→ **Provided records**
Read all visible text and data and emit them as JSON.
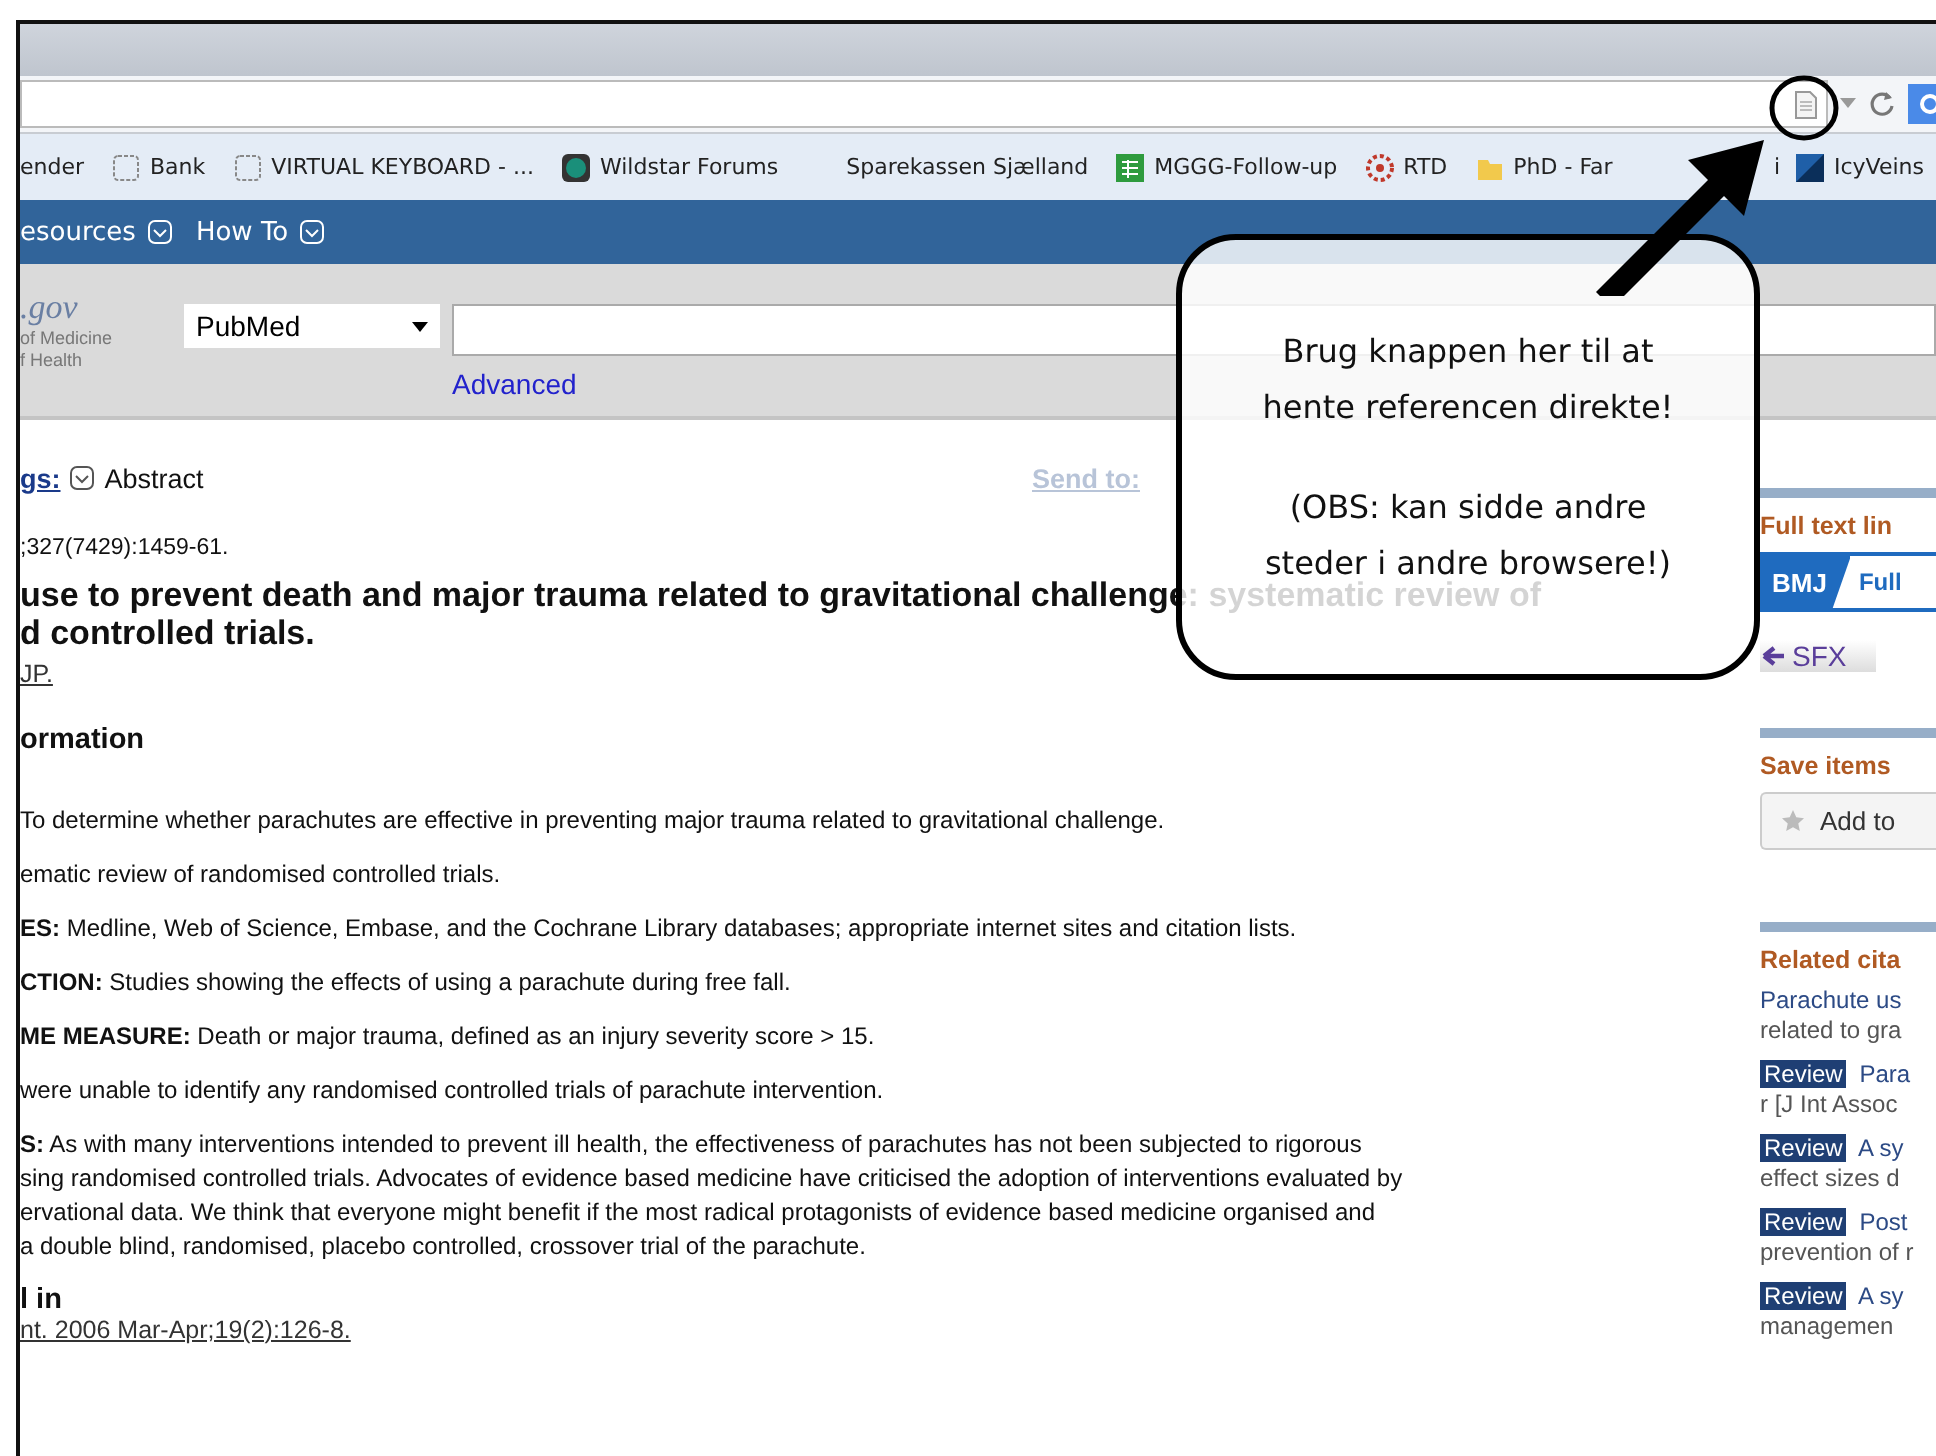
{
  "bookmarks": [
    {
      "label": "ender",
      "kind": "plain"
    },
    {
      "label": "Bank",
      "kind": "blank"
    },
    {
      "label": "VIRTUAL KEYBOARD - ...",
      "kind": "blank"
    },
    {
      "label": "Wildstar Forums",
      "kind": "circle"
    },
    {
      "label": "Sparekassen Sjælland",
      "kind": "plain"
    },
    {
      "label": "MGGG-Follow-up",
      "kind": "sheet"
    },
    {
      "label": "RTD",
      "kind": "burst"
    },
    {
      "label": "PhD - Far",
      "kind": "folder"
    },
    {
      "label": "i",
      "kind": "plain"
    },
    {
      "label": "IcyVeins",
      "kind": "tile"
    }
  ],
  "nav": [
    {
      "label": "esources"
    },
    {
      "label": "How To"
    }
  ],
  "search": {
    "logo": ".gov",
    "logo_lines": [
      "of Medicine",
      "f Health"
    ],
    "database": "PubMed",
    "advanced": "Advanced"
  },
  "article": {
    "format_link": "gs:",
    "format": "Abstract",
    "send_to": "Send to:",
    "citation": ";327(7429):1459-61.",
    "title_lines": [
      "use to prevent death and major trauma related to gravitational challenge: systematic review of",
      "d controlled trials."
    ],
    "author": "JP.",
    "info_heading": "ormation",
    "abstract": [
      {
        "lines": [
          "To determine whether parachutes are effective in preventing major trauma related to gravitational challenge."
        ]
      },
      {
        "lines": [
          "ematic review of randomised controlled trials."
        ]
      },
      {
        "lines": [
          "**ES:** Medline, Web of Science, Embase, and the Cochrane Library databases; appropriate internet sites and citation lists."
        ]
      },
      {
        "lines": [
          "**CTION:** Studies showing the effects of using a parachute during free fall."
        ]
      },
      {
        "lines": [
          "**ME MEASURE:** Death or major trauma, defined as an injury severity score > 15."
        ]
      },
      {
        "lines": [
          "were unable to identify any randomised controlled trials of parachute intervention."
        ]
      },
      {
        "lines": [
          "**S:** As with many interventions intended to prevent ill health, the effectiveness of parachutes has not been subjected to rigorous",
          "sing randomised controlled trials. Advocates of evidence based medicine have criticised the adoption of interventions evaluated by",
          "ervational data. We think that everyone might benefit if the most radical protagonists of evidence based medicine organised and",
          "a double blind, randomised, placebo controlled, crossover trial of the parachute."
        ]
      }
    ],
    "cited_heading": "l in",
    "cited_link": "nt. 2006 Mar-Apr;19(2):126-8."
  },
  "sidebar": {
    "full_text_heading": "Full text lin",
    "bmj": "BMJ",
    "full": "Full",
    "sfx": "SFX",
    "save_heading": "Save items",
    "add_button": "Add to",
    "related_heading": "Related cita",
    "related": [
      {
        "lines": [
          "Parachute us",
          "related to gra"
        ]
      },
      {
        "badge": "Review",
        "lines": [
          "Para",
          "r [J Int Assoc"
        ]
      },
      {
        "badge": "Review",
        "lines": [
          "A sy",
          "effect sizes d"
        ]
      },
      {
        "badge": "Review",
        "lines": [
          "Post",
          "prevention of r"
        ]
      },
      {
        "badge": "Review",
        "lines": [
          "A sy",
          "managemen"
        ]
      }
    ]
  },
  "callout": {
    "paragraphs": [
      "Brug knappen her til at hente referencen direkte!",
      "(OBS: kan sidde andre steder i andre browsere!)"
    ]
  }
}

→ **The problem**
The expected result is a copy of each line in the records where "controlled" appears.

→ **Expected output**
      "d controlled trials."
          "ematic review of randomised controlled trials."
          "were unable to identify any randomised controlled trials of parachute intervention."
          "sing randomised controlled trials. Advocates of evidence based medicine have criticised the adoption of interventions evaluated by",
          "a double blind, randomised, placebo controlled, crossover trial of the parachute."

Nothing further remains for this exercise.